Amazon is laying off around 10,000 employees, as consumers shift back to brick-and-mortar stores for their holiday purchases.  The Amazon layoffs, the largest in company history, are being made in corporate and technology jobs including in the devices organization (Alexa), in its retail division, and in human resources, according to the New York Times.

The job cuts are only around 3% of Amazon’s corporate employees and less than 1% of the company’s total global workforce.  Larger cuts came in hourly employees, where 80,000 jobs were eliminated through the summer through attrition, according to the report, which quoted Cowen & Company analyst John Blackledge as saying that his calculations showed that Amazon was losing billions of dollars this year on its core consumer business.

Layoffs are the reversal of a major trend; Amazon was hiring people by the hundreds of thousands during Covid to meet surging online demand (see "Retail Starts to Return").  Now demand for goods has been slowing as demands for travel, dining, and other out-of-home activities increase, and channel preferences are shifting away from online.

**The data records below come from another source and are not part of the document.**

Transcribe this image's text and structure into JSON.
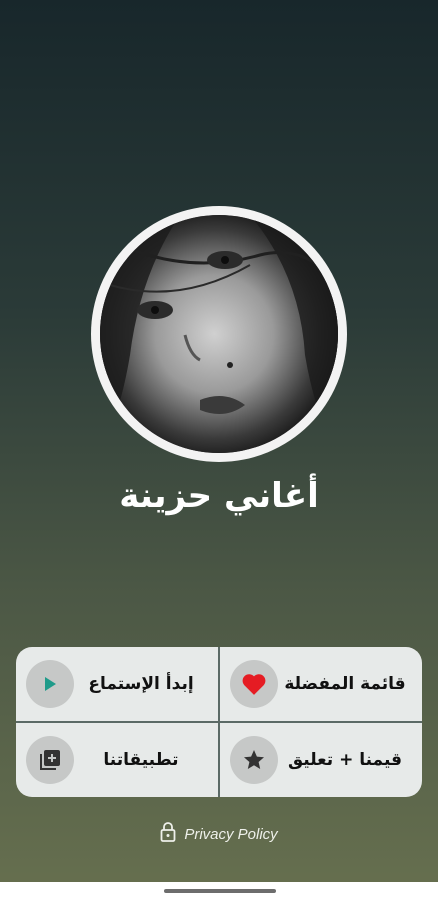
{
  "app": {
    "title": "أغاني حزينة"
  },
  "menu": {
    "items": [
      {
        "label": "قائمة المفضلة",
        "icon": "heart-icon"
      },
      {
        "label": "إبدأ الإستماع",
        "icon": "play-icon"
      },
      {
        "label": "قيمنا + تعليق",
        "icon": "star-icon"
      },
      {
        "label": "تطبيقاتنا",
        "icon": "library-add-icon"
      }
    ]
  },
  "footer": {
    "privacy_label": "Privacy Policy",
    "icon": "lock-icon"
  },
  "colors": {
    "heart": "#e51c23",
    "play": "#1f9b8a",
    "menu_bg": "#e7eae9"
  }
}
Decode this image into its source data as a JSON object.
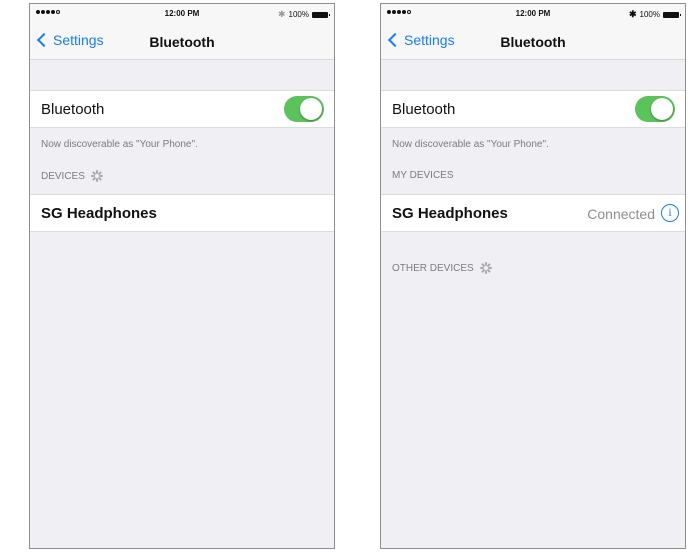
{
  "status_bar": {
    "time": "12:00 PM",
    "battery": "100%"
  },
  "nav": {
    "back_label": "Settings",
    "title": "Bluetooth"
  },
  "bluetooth_row": {
    "label": "Bluetooth",
    "enabled": true,
    "toggle_color": "#5ac35a"
  },
  "discoverable_note": "Now discoverable as \"Your Phone\".",
  "left_screen": {
    "section_header": "DEVICES",
    "device_name": "SG Headphones"
  },
  "right_screen": {
    "my_devices_header": "MY DEVICES",
    "device_name": "SG Headphones",
    "device_status": "Connected",
    "info_icon": "i",
    "other_devices_header": "OTHER DEVICES"
  },
  "colors": {
    "accent": "#147efb",
    "background": "#efeff4"
  }
}
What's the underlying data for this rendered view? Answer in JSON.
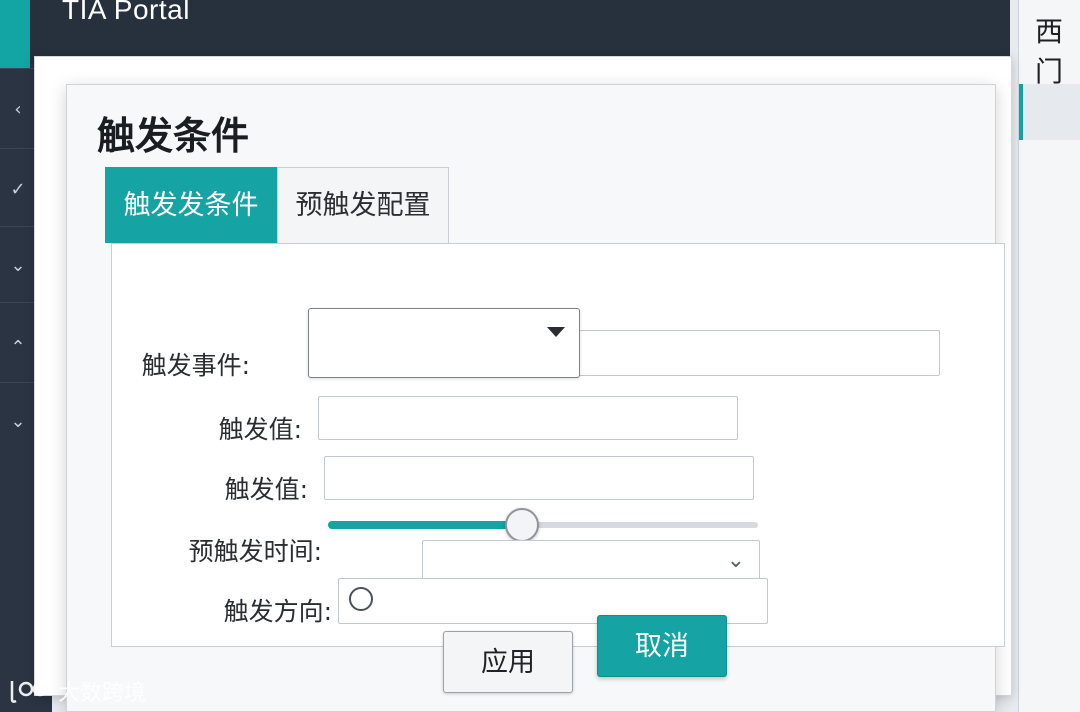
{
  "app": {
    "title": "TIA Portal"
  },
  "right_panel": {
    "title": "西门"
  },
  "sidebar": {
    "chevrons": [
      "‹",
      "✓",
      "⌄",
      "⌃",
      "⌄"
    ]
  },
  "dialog": {
    "title": "触发条件",
    "tabs": [
      {
        "label": "触发发条件",
        "active": true
      },
      {
        "label": "预触发配置",
        "active": false
      }
    ],
    "fields": {
      "trigger_event": {
        "label": "触发事件:",
        "value": ""
      },
      "trigger_value_1": {
        "label": "触发值:",
        "value": ""
      },
      "trigger_value_2": {
        "label": "触发值:",
        "value": ""
      },
      "pretrigger_time": {
        "label": "预触发时间:",
        "slider_fraction": 0.45
      },
      "trigger_direction": {
        "label": "触发方向:",
        "value": ""
      }
    },
    "buttons": {
      "apply": "应用",
      "cancel": "取消"
    }
  },
  "watermark": {
    "text": "大数跨境"
  },
  "colors": {
    "accent": "#15a3a3",
    "sidebar": "#2b3442",
    "titlebar": "#27303d"
  }
}
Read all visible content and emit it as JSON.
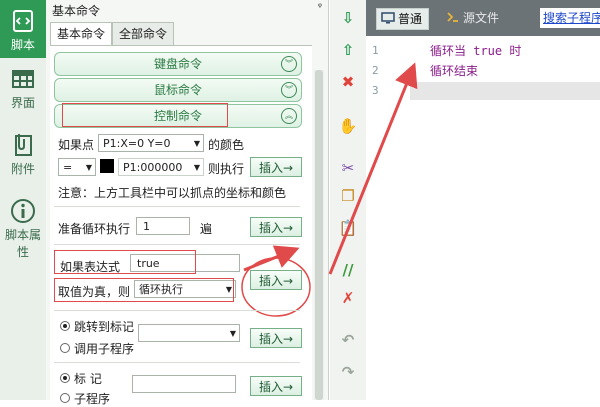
{
  "sidebar": {
    "items": [
      {
        "label": "脚本",
        "icon": "script-icon",
        "active": true
      },
      {
        "label": "界面",
        "icon": "layout-grid-icon",
        "active": false
      },
      {
        "label": "附件",
        "icon": "attachment-icon",
        "active": false
      },
      {
        "label": "脚本属性",
        "icon": "info-icon",
        "active": false
      }
    ]
  },
  "panel": {
    "title": "基本命令",
    "pin": "ᵠ",
    "tabs": [
      "基本命令",
      "全部命令"
    ],
    "categories": [
      "键盘命令",
      "鼠标命令",
      "控制命令"
    ],
    "if_point": {
      "prefix": "如果点",
      "point_value": "P1:X=0 Y=0",
      "suffix": "的颜色",
      "operator": "=",
      "color_value": "P1:000000",
      "then_label": "则执行",
      "insert": "插入→"
    },
    "note": "注意：上方工具栏中可以抓点的坐标和颜色",
    "loop": {
      "label": "准备循环执行",
      "value": "1",
      "unit": "遍",
      "insert": "插入→"
    },
    "if_expr": {
      "label": "如果表达式",
      "value": "true",
      "true_label": "取值为真，则",
      "action": "循环执行",
      "insert": "插入→"
    },
    "jump": {
      "option1": "跳转到标记",
      "option2": "调用子程序",
      "insert": "插入→"
    },
    "mark": {
      "option1": "标 记",
      "option2": "子程序",
      "insert": "插入→"
    }
  },
  "toolbar": {
    "icons": [
      {
        "name": "move-down-icon",
        "glyph": "⇩",
        "color": "#2f9a56"
      },
      {
        "name": "move-up-icon",
        "glyph": "⇧",
        "color": "#2f9a56"
      },
      {
        "name": "delete-icon",
        "glyph": "✖",
        "color": "#e0443a"
      },
      {
        "name": "hand-icon",
        "glyph": "✋",
        "color": "#c8891e"
      },
      {
        "name": "cut-icon",
        "glyph": "✂",
        "color": "#7a4aa8"
      },
      {
        "name": "copy-icon",
        "glyph": "❐",
        "color": "#c8891e"
      },
      {
        "name": "paste-icon",
        "glyph": "📋",
        "color": "#c8891e"
      },
      {
        "name": "comment-icon",
        "glyph": "//",
        "color": "#3a9a3a"
      },
      {
        "name": "uncomment-icon",
        "glyph": "✗",
        "color": "#e0443a"
      },
      {
        "name": "undo-icon",
        "glyph": "↶",
        "color": "#9aa59a"
      },
      {
        "name": "redo-icon",
        "glyph": "↷",
        "color": "#9aa59a"
      }
    ]
  },
  "editor": {
    "tabs": [
      {
        "label": "普通",
        "icon": "monitor-icon",
        "active": true
      },
      {
        "label": "源文件",
        "icon": "source-file-icon",
        "active": false
      }
    ],
    "search_link": "搜索子程序",
    "lines": [
      {
        "number": "1",
        "text": "循环当 true 时"
      },
      {
        "number": "2",
        "text": "循环结束"
      },
      {
        "number": "3",
        "text": ""
      }
    ]
  },
  "colors": {
    "accent": "#2f9a56",
    "annotation": "#e04a4a",
    "code": "#8a1c8a"
  }
}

Sales trends for the holidays are expected to favor brick and mortar shopping, according to NPD’s annual purchase intentions survey.  For the first time since the pandemic began, consumers expect to make more of their purchases in stores (46%) than online (45%).  And the percentage of consumers expecting to shop online dropped 5% from 85% last year to 80% this year, the largest-ever shift favoring in-store sales.  September retail sales based on NPD POS data confirmed the trend, with brick and mortar sales up 1% while online sales were flat.